The Education Bureau said in a reply to China Daily that the HKSAR is part of the nation, and local students must learn and speak 

Putonghua well as it can help them communicate with their 1.4 billion compatriots, understand each other, and pursue their careers on the mainland.

“Schools can use Putonghua in teaching Chinese-language subjects to various degrees if conditions allow. Generally, the Education Bureau will continue to review the policy and support needed by schools to improve Hong Kong students’ Putonghua ability,” a bureau spokesperson said.

Leung — the supervisor of Xianggang Putonghua Yanxishe Primary School of Science and Creativity — said the trend for Hong Kong schools has been to use Putonghua as the medium of instruction.

Cantonese and English have traditionally been the primary mediums of instruction in local primary and secondary schools. To promote the use of Mandarin, the Standing Committee on Language Education and Research — a public advisory body to advise the government on language education issues, as well as the use of the Language Fund — launched a program to support primary and secondary schools using Putonghua to teach Chinese-language subjects from 2008.

The program ended in 2014, but the committee continued to promote Putonghua over the next few years. For the 2019-20 to 2020-21 school years, it allocated HK$10 million ($1.3 million) to promote Putonghua in schools, benefiting about 100,000 students. Up to last year, almost 50 percent of primary and secondary schools in the SAR had organized classes in which Putonghua was used to teach Chinese-language subjects.
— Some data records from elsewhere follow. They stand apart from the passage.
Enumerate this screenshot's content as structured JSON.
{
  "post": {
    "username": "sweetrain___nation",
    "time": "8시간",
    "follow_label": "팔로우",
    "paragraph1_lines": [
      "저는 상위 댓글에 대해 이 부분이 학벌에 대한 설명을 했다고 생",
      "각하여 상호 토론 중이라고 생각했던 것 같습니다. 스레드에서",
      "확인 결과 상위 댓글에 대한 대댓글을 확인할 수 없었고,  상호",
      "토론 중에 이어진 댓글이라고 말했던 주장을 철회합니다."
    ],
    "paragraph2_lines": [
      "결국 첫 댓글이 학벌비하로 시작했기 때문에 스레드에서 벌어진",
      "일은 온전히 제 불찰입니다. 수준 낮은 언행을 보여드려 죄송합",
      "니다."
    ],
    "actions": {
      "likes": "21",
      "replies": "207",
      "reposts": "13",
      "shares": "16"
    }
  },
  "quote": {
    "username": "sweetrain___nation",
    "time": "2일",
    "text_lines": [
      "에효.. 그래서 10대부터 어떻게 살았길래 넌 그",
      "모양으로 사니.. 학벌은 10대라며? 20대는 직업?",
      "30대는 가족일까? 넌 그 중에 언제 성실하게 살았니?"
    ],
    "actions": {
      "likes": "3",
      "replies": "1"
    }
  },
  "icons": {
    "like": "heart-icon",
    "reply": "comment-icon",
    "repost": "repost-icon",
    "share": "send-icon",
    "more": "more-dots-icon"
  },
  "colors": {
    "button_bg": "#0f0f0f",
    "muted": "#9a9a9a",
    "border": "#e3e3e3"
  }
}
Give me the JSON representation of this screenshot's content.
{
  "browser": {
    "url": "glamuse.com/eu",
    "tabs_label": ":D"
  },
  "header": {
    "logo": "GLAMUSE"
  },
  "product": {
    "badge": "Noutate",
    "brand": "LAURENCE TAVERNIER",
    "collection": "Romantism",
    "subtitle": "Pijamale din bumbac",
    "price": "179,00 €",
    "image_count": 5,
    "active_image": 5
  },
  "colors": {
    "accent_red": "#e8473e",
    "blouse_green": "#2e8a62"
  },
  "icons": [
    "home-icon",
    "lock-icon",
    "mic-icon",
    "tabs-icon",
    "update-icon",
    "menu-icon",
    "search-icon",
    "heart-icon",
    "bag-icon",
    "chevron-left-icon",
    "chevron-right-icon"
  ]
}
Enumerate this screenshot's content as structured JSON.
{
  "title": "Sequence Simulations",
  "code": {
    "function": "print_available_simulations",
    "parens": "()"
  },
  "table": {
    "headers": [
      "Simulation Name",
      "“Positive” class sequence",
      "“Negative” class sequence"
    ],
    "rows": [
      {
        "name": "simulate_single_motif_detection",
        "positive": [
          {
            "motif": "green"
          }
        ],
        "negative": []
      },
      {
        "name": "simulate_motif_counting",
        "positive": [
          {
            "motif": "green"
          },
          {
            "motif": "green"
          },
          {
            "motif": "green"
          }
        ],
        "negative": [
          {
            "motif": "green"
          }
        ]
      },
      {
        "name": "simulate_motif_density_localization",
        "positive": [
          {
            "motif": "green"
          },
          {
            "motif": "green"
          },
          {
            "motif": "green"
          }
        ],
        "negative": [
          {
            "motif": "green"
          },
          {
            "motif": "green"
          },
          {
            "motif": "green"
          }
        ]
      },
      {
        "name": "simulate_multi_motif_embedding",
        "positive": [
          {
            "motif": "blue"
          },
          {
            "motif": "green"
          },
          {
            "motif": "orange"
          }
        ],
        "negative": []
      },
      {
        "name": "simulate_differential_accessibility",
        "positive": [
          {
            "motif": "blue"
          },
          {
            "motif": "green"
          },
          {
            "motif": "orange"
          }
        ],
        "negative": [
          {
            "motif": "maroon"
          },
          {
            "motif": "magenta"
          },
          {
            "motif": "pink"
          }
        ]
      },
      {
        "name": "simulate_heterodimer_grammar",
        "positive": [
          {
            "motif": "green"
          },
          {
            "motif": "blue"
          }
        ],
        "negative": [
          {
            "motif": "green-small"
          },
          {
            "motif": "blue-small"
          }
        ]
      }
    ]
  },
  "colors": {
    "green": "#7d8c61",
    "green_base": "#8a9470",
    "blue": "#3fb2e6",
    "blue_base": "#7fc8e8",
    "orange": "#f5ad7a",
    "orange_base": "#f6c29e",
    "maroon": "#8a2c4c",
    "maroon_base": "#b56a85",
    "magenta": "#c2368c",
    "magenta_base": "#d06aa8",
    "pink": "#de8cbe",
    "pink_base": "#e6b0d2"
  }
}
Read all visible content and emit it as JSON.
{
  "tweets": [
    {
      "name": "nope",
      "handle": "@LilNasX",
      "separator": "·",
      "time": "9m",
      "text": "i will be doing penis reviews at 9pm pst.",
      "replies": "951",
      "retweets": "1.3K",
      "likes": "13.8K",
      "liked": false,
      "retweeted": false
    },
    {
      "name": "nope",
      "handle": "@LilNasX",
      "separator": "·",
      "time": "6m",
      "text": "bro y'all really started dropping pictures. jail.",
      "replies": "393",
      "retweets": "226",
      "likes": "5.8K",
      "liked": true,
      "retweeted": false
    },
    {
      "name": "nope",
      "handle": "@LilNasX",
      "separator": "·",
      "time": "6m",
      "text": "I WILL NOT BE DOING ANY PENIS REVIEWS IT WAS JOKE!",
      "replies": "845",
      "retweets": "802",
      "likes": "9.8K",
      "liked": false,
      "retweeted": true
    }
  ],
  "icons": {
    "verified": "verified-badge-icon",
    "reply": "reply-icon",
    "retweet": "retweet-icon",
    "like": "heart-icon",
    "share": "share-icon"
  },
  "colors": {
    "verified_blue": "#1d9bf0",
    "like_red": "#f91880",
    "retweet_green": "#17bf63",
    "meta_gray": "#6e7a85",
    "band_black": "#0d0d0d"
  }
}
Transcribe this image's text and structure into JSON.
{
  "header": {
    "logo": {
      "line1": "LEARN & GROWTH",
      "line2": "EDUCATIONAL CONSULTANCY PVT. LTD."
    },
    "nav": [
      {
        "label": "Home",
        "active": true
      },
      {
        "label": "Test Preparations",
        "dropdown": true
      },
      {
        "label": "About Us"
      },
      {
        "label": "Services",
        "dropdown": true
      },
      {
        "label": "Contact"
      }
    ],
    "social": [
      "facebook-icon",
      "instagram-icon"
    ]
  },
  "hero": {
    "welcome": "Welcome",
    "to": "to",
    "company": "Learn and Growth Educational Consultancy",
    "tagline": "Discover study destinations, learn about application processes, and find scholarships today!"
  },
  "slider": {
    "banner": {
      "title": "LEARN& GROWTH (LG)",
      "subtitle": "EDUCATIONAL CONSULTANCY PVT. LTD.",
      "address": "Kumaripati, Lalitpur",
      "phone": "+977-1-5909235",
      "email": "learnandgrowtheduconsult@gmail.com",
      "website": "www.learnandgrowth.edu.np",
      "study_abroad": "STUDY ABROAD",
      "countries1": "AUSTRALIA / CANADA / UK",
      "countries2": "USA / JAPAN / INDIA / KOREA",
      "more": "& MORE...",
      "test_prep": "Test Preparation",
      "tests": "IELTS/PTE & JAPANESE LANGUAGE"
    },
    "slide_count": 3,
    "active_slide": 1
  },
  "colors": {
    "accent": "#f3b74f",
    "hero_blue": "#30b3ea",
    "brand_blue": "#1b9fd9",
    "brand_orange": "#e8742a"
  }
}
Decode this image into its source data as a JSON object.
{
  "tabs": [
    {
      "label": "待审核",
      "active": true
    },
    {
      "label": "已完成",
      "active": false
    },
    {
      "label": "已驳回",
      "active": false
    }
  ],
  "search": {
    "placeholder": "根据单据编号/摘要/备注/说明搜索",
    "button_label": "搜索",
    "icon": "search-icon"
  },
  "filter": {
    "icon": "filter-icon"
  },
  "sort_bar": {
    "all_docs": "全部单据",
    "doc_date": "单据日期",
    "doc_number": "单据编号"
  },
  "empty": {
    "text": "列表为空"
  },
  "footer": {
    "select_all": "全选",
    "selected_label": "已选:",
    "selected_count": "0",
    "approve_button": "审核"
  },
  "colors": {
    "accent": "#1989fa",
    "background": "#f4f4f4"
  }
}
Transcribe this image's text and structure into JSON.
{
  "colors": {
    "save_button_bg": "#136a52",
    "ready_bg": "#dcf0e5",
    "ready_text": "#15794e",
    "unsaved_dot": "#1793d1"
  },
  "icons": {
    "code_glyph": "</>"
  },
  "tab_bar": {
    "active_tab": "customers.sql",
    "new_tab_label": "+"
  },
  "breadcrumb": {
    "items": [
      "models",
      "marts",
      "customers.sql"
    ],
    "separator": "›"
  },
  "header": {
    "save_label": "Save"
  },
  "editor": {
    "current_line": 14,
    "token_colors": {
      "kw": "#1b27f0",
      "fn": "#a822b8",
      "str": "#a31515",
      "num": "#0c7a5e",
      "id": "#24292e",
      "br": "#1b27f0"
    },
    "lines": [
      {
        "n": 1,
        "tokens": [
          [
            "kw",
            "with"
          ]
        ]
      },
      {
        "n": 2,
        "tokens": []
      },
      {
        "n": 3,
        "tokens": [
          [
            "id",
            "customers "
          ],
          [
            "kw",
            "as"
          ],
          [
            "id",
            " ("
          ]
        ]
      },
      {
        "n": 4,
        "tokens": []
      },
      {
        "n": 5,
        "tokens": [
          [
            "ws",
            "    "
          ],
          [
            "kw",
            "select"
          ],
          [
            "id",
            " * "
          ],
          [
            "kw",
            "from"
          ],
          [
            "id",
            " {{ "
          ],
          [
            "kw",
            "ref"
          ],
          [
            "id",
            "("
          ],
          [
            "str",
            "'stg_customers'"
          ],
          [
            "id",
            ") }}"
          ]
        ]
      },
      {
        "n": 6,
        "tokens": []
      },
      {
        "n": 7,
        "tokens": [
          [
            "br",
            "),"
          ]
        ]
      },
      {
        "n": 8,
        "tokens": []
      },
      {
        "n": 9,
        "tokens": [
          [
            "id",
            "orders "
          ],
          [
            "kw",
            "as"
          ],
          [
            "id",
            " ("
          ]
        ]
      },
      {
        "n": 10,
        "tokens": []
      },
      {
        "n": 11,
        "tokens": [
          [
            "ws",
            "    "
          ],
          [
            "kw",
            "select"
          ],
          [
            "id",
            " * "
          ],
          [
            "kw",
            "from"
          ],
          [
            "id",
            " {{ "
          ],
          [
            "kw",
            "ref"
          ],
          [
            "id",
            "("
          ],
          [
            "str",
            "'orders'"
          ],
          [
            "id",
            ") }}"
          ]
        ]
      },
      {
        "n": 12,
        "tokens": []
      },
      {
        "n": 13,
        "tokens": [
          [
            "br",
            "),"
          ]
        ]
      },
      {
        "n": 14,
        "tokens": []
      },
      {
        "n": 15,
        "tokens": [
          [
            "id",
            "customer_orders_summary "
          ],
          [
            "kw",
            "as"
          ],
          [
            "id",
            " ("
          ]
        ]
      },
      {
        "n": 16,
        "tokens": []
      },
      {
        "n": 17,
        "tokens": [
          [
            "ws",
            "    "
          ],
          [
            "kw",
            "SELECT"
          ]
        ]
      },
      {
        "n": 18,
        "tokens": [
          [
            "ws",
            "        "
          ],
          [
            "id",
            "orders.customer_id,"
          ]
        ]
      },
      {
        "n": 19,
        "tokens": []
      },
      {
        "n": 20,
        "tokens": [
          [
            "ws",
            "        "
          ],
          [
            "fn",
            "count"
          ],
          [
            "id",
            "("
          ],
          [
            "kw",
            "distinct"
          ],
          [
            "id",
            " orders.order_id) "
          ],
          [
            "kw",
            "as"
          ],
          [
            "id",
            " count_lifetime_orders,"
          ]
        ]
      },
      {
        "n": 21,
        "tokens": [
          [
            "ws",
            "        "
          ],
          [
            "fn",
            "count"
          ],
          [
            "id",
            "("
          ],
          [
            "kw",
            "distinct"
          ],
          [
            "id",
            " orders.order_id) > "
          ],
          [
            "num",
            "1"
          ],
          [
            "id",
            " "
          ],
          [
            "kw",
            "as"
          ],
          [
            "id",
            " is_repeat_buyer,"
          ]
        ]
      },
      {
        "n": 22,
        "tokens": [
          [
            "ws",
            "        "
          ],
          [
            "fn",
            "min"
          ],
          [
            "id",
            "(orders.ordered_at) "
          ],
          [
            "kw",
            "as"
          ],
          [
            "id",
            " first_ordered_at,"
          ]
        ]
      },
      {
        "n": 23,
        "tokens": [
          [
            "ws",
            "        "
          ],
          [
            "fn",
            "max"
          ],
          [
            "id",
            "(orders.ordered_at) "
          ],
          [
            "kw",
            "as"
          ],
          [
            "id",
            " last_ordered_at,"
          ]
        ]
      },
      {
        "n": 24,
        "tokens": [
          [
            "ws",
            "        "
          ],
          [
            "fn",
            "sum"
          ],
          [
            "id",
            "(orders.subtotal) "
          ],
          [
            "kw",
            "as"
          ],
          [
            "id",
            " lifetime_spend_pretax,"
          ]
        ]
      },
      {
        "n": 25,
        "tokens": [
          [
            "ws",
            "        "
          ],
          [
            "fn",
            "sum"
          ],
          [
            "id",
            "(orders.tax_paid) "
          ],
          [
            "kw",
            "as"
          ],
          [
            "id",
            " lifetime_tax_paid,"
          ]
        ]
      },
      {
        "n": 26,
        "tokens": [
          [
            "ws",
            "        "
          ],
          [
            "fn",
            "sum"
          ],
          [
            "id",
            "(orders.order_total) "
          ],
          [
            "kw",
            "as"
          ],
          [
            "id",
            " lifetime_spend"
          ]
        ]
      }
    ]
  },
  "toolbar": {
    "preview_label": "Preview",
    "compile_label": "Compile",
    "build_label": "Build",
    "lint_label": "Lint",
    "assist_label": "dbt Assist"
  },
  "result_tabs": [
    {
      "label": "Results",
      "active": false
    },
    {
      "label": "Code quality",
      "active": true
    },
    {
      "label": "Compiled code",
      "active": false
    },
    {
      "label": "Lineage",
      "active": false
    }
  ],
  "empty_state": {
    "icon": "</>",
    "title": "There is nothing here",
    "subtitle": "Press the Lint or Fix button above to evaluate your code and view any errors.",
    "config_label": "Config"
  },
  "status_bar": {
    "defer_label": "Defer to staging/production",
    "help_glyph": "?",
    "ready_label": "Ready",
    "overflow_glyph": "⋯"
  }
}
Xianggang Putonghua Yanxishe went even further. In 2001, with the government’s approval and funding, it founded the Tin Shui Wai school as part of its efforts to promote Putonghua. The organization also established a Putonghua tutoring institute in 1987, which, according to its website, has taught more than 400,000 students so far.

At the school, all subjects except English are taught in Putonghua. At present, all of its 62 teachers, except three English-language teachers, have Putonghua certificates. The school’s 671 students, including seven from France, Indonesia and Pakistan, receive a Mandarin education.

Joyce Lung (left), general manager of the Hong Kong Modern Language Centre, poses with a student. Almost 15 percent of the students who enroll in Putonghua courses at the center are expatriates. (PHOTO PROVIDED TO CHINA DAILY)

Xianggang Putonghua Yanxishe founded the primary school because it’s only natural for Chinese to learn Mandarin, Leung said. Putonghua offers students many advantages. For example, they could integrate listening, speaking, reading and writing when learning Putonghua, which will help them get higher scores in Chinese subjects in the Hong Kong Diploma of Secondary Education examination in the future. Polishing up their Putonghua skills will also enable students to learn more about Chinese culture, enhance their national identity, and help them integrate into the nation’s development.

More than 2,000 students who can speak fluent Mandarin have graduated from the school in the past two decades. In 2020, the school interviewed students who had graduated from 2002 to 2014. It found that more than 90 percent of the alumni felt learning Mandarin had helped them a lot in their further studies and entering the workplace.

“Learning Mandarin is becoming an unstoppable trend. Students who can speak Mandarin will have more opportunities and a brighter future,” stressed Leung.

Eleven-year-old Lo Wai-sum said she was attracted to the school. She is fond of Chinese subjects and is able to speak fluent Mandarin and recite many classical poems like Min Nong, which teaches people to cherish food and have gratitude for those toiling to produce it.

Lo enjoyed the various Mandarin activities organized by the school — her favorite being the lantern-riddle-solving event for celebrating the Mid-Autumn Festival, which she said could help her to learn more Chinese characters in a fun way.

Lo said Putonghua has helped her communicate with friends better. Her Putonghua skills have played an instrumental role in her decision to seek career opportunities on the mainland when the time comes.

Contact the writer at